Sometimes he dragged her around, sometimes he poured water over her face. He punched her, choked her. Sometimes he heard voices in his head and thought she was being controlled by a CIA device implanted in her body. He'd try to pull out her tooth because he thought it was a recording device. She'd bite at his hand.

But he loved her, and always apologized, the woman said, beautiful apologies. She will not be identified by the Times Free Press because she was a victim of domestic assault.

On May 15, Mercer had been going on for hours, the woman said. He walked through the house with a machete, chopping into the walls. Then he fashioned the noose.
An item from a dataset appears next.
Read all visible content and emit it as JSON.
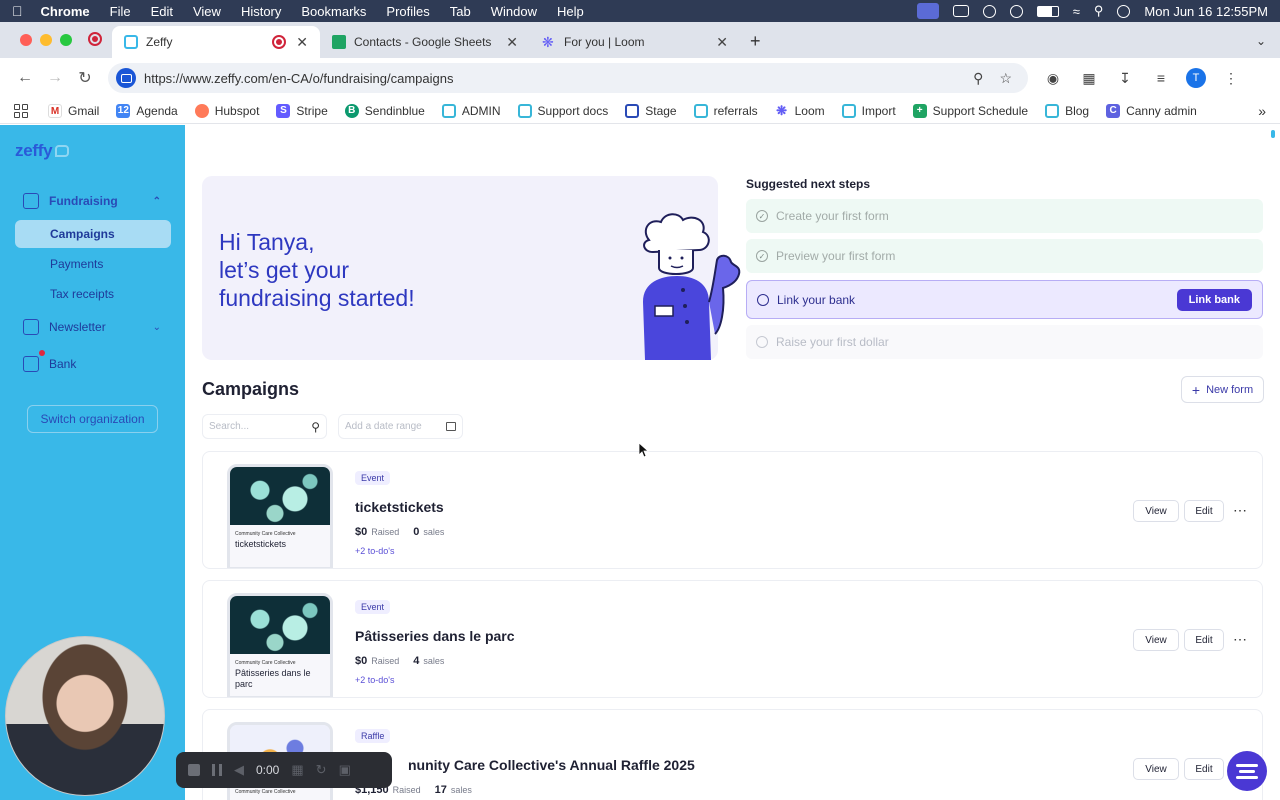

"I been taking the abuse for so long," the woman said, crying, the day after the incident. "Yesterday wasn't so bad. I was just exhausted. I was tired. I wanted to lay down."
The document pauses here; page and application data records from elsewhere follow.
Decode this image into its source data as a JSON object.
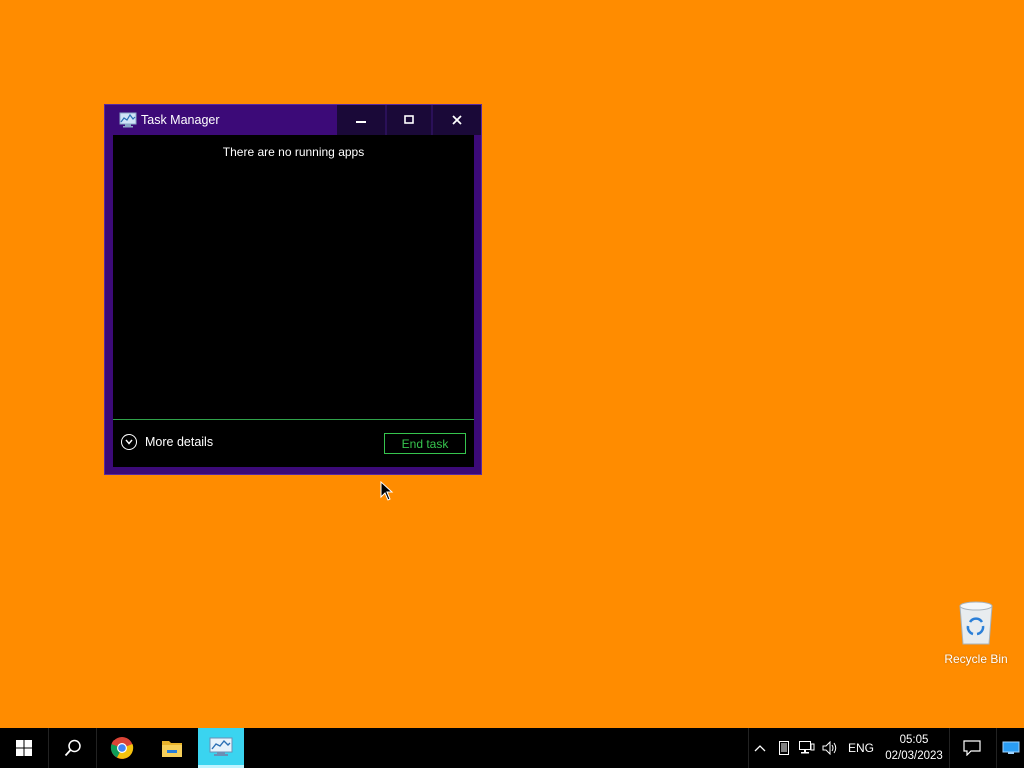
{
  "window": {
    "title": "Task Manager",
    "empty_message": "There are no running apps",
    "more_details_label": "More details",
    "end_task_label": "End task"
  },
  "desktop": {
    "recycle_bin_label": "Recycle Bin"
  },
  "taskbar": {
    "language": "ENG",
    "time": "05:05",
    "date": "02/03/2023"
  },
  "colors": {
    "desktop_bg": "#ff8c00",
    "window_frame": "#3c0a78",
    "accent_green": "#36c44e",
    "active_app": "#3ad4f0"
  },
  "icons": {
    "start": "windows-start-icon",
    "search": "search-icon",
    "chrome": "chrome-icon",
    "explorer": "file-explorer-icon",
    "task_manager": "task-manager-icon",
    "tray": [
      "chevron-up-icon",
      "tablet-icon",
      "network-icon",
      "volume-icon",
      "notification-icon",
      "show-desktop-icon"
    ]
  }
}
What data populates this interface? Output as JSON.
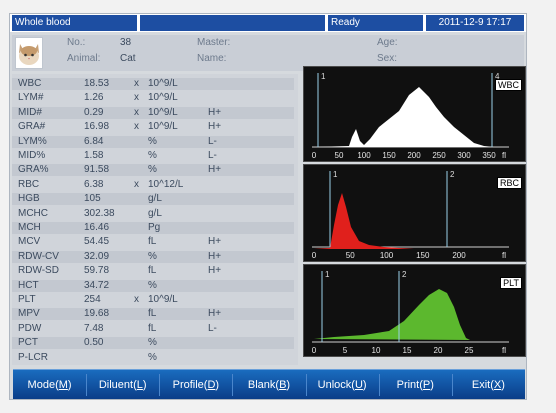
{
  "status_bar": {
    "mode": "Whole blood",
    "status": "Ready",
    "datetime": "2011-12-9 17:17"
  },
  "patient": {
    "no_label": "No.:",
    "no_value": "38",
    "animal_label": "Animal:",
    "animal_value": "Cat",
    "master_label": "Master:",
    "name_label": "Name:",
    "age_label": "Age:",
    "sex_label": "Sex:"
  },
  "results": [
    {
      "name": "WBC",
      "value": "18.53",
      "x": "x",
      "unit": "10^9/L",
      "flag": ""
    },
    {
      "name": "LYM#",
      "value": "1.26",
      "x": "x",
      "unit": "10^9/L",
      "flag": ""
    },
    {
      "name": "MID#",
      "value": "0.29",
      "x": "x",
      "unit": "10^9/L",
      "flag": "H+"
    },
    {
      "name": "GRA#",
      "value": "16.98",
      "x": "x",
      "unit": "10^9/L",
      "flag": "H+"
    },
    {
      "name": "LYM%",
      "value": "6.84",
      "x": "",
      "unit": "%",
      "flag": "L-"
    },
    {
      "name": "MID%",
      "value": "1.58",
      "x": "",
      "unit": "%",
      "flag": "L-"
    },
    {
      "name": "GRA%",
      "value": "91.58",
      "x": "",
      "unit": "%",
      "flag": "H+"
    },
    {
      "name": "RBC",
      "value": "6.38",
      "x": "x",
      "unit": "10^12/L",
      "flag": ""
    },
    {
      "name": "HGB",
      "value": "105",
      "x": "",
      "unit": "g/L",
      "flag": ""
    },
    {
      "name": "MCHC",
      "value": "302.38",
      "x": "",
      "unit": "g/L",
      "flag": ""
    },
    {
      "name": "MCH",
      "value": "16.46",
      "x": "",
      "unit": "Pg",
      "flag": ""
    },
    {
      "name": "MCV",
      "value": "54.45",
      "x": "",
      "unit": "fL",
      "flag": "H+"
    },
    {
      "name": "RDW-CV",
      "value": "32.09",
      "x": "",
      "unit": "%",
      "flag": "H+"
    },
    {
      "name": "RDW-SD",
      "value": "59.78",
      "x": "",
      "unit": "fL",
      "flag": "H+"
    },
    {
      "name": "HCT",
      "value": "34.72",
      "x": "",
      "unit": "%",
      "flag": ""
    },
    {
      "name": "PLT",
      "value": "254",
      "x": "x",
      "unit": "10^9/L",
      "flag": ""
    },
    {
      "name": "MPV",
      "value": "19.68",
      "x": "",
      "unit": "fL",
      "flag": "H+"
    },
    {
      "name": "PDW",
      "value": "7.48",
      "x": "",
      "unit": "fL",
      "flag": "L-"
    },
    {
      "name": "PCT",
      "value": "0.50",
      "x": "",
      "unit": "%",
      "flag": ""
    },
    {
      "name": "P-LCR",
      "value": "",
      "x": "",
      "unit": "%",
      "flag": ""
    }
  ],
  "histograms": [
    {
      "label": "WBC",
      "fill": "#ffffff",
      "ticks": [
        "0",
        "50",
        "100",
        "150",
        "200",
        "250",
        "300",
        "350",
        "fl"
      ],
      "markers": [
        "1",
        "4"
      ]
    },
    {
      "label": "RBC",
      "fill": "#e0201c",
      "ticks": [
        "0",
        "50",
        "100",
        "150",
        "200",
        "fl"
      ],
      "markers": [
        "1",
        "2"
      ]
    },
    {
      "label": "PLT",
      "fill": "#5cb82e",
      "ticks": [
        "0",
        "5",
        "10",
        "15",
        "20",
        "25",
        "fl"
      ],
      "markers": [
        "1",
        "2"
      ]
    }
  ],
  "toolbar": {
    "buttons": [
      {
        "label": "Mode",
        "key": "M"
      },
      {
        "label": "Diluent",
        "key": "L"
      },
      {
        "label": "Profile",
        "key": "D"
      },
      {
        "label": "Blank",
        "key": "B"
      },
      {
        "label": "Unlock",
        "key": "U"
      },
      {
        "label": "Print",
        "key": "P"
      },
      {
        "label": "Exit",
        "key": "X"
      }
    ]
  }
}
So she grabbed the phone and ducked into the bathroom.

When Gravitte arrived, the deputy put herself between Mercer and the woman. The woman explained that Mercer had attacked and threatened her, but as she spoke, Mercer became irate, Gravitte told internal affairs investigators.
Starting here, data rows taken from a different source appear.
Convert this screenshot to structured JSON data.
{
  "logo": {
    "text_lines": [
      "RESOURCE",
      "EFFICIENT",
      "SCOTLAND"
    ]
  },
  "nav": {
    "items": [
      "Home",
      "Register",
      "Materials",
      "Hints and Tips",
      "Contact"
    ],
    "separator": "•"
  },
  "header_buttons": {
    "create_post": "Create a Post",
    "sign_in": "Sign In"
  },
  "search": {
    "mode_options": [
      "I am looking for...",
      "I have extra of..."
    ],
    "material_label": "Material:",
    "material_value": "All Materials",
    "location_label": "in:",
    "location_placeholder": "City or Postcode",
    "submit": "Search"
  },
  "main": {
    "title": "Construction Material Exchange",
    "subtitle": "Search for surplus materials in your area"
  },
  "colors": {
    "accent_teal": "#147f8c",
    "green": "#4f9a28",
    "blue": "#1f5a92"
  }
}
Mercer began to rant about not going to jail. Gravitte initially told investigators she decided to put Mercer in handcuffs for her own safety while she waited for backup. Later, she said she decided to arrest Mercer after she saw a scratch on the woman.

Either way, she managed to handcuff Mercer. Gravitte said she handcuffed him behind his back and started to put him in the back of her patrol car when he lunged up, kicked her and pushed her back, then sprinted into the house.

She followed but he shut the door and braced it with his weight. Gravitte was unable to budge it, she told investigators. She called for backup and waited outside the house.

When later describing how Mercer blocked the door, Gravitte demonstrated by motioning with her right arm in front of her body, something Mercer wouldn't have been able to do with his hands cuffed behind his back.

Records show Mercer escaped at 12:37 p.m., five minutes after Gravitte arrived. When more deputies pulled up, they forced their way into the home and discovered Mercer hanging in the stairwell at 12:50 p.m., hands cuffed in front.

They cut him down, removed the handcuffs and began CPR. Mercer was pronounced dead at a hospital the next day.

While internal affairs investigators noted the slight discrepancies between Gravitte's two accounts of what happened, the 139-page report concludes her actions did not "constitute a criminal violation."

The woman who was attacked told investigators Mercer was out of reach from the moment he leapt from the patrol car.

"Did [Gravitte] actually have a hold of him at one point?" the investigator asked.

"No, no, she couldn't grab him," the woman said.

"OK," he replied.

"He was gone," she said.

Contact staff writer Shelly Bradbury at 423-757-6525 or with tips or story ideas. Follow her on Twitter @ShellyBradbury.